Me: Well. you COULD sell off some of those older games you aren’t playing like you did that one time…
Me: Yeah, right. That was kind of an emergency and this, well… it’s really damn cool and all, but it’s not super-urgent.
Me: Booooooo!
Me: Okay, knock it off. I need to get a post up and get back to those other reviews in progress.
Me: Bill
Me: Oh, don’t get cranky with me, buddy…

Me: Grrrrrrrr! (thinks: https://www.youtube.com/watch?v=MQnToZYGAoY)

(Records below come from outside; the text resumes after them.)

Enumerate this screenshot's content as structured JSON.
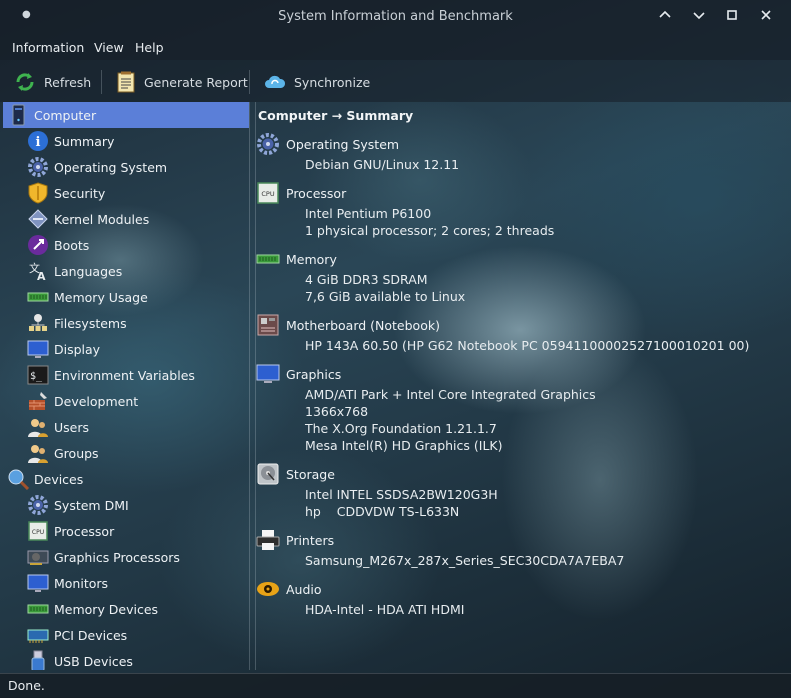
{
  "window": {
    "title": "System Information and Benchmark"
  },
  "menu": [
    "Information",
    "View",
    "Help"
  ],
  "toolbar": {
    "refresh": "Refresh",
    "report": "Generate Report",
    "sync": "Synchronize"
  },
  "sidebar": {
    "computer": "Computer",
    "computer_items": [
      "Summary",
      "Operating System",
      "Security",
      "Kernel Modules",
      "Boots",
      "Languages",
      "Memory Usage",
      "Filesystems",
      "Display",
      "Environment Variables",
      "Development",
      "Users",
      "Groups"
    ],
    "devices": "Devices",
    "device_items": [
      "System DMI",
      "Processor",
      "Graphics Processors",
      "Monitors",
      "Memory Devices",
      "PCI Devices",
      "USB Devices"
    ]
  },
  "content": {
    "heading": "Computer → Summary",
    "sections": [
      {
        "title": "Operating System",
        "values": [
          "Debian GNU/Linux 12.11"
        ]
      },
      {
        "title": "Processor",
        "values": [
          "Intel Pentium P6100",
          "1 physical processor; 2 cores; 2 threads"
        ]
      },
      {
        "title": "Memory",
        "values": [
          "4 GiB DDR3 SDRAM",
          "7,6 GiB available to Linux"
        ]
      },
      {
        "title": "Motherboard (Notebook)",
        "values": [
          "HP 143A 60.50 (HP G62 Notebook PC 05941100002527100010201 00)"
        ]
      },
      {
        "title": "Graphics",
        "values": [
          "AMD/ATI Park + Intel Core Integrated Graphics",
          "1366x768",
          "The X.Org Foundation 1.21.1.7",
          "Mesa Intel(R) HD Graphics (ILK)"
        ]
      },
      {
        "title": "Storage",
        "values": [
          "Intel INTEL SSDSA2BW120G3H",
          "hp    CDDVDW TS-L633N"
        ]
      },
      {
        "title": "Printers",
        "values": [
          "Samsung_M267x_287x_Series_SEC30CDA7A7EBA7"
        ]
      },
      {
        "title": "Audio",
        "values": [
          "HDA-Intel - HDA ATI HDMI"
        ]
      }
    ]
  },
  "status": "Done."
}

Me: Um, I know what you’re thinking, you know.
Me: Hmph. Well IF you did, then you’d also know that big ol’ box ends up costing not too much more than the regular editions IF you think about it…
Me: Be that as it may, the chances of me buying that set are like the chances Skybound will send me one to review.
Me: Well. it COULD happen!
Me: Yeah, sure. Well, I’ll let you go handle that and see what the results are. Good luck, pal.
Me: Well, first, let me go make some wall space for that bo setx…
Me: What?
Me: (pulls out big ACME rubber sledgehammer):Hey, you DID say we needed more wall space once, so I’m gonna go make some…
Me: Wait a minute!
Me: Too late! (swings hammer at wall, whereupon is bounces off and knocks me out cold.
Me: Well, that’ll learn ya. Again. Good thing that store only sells rubber hammers.

And so it goes…

-GW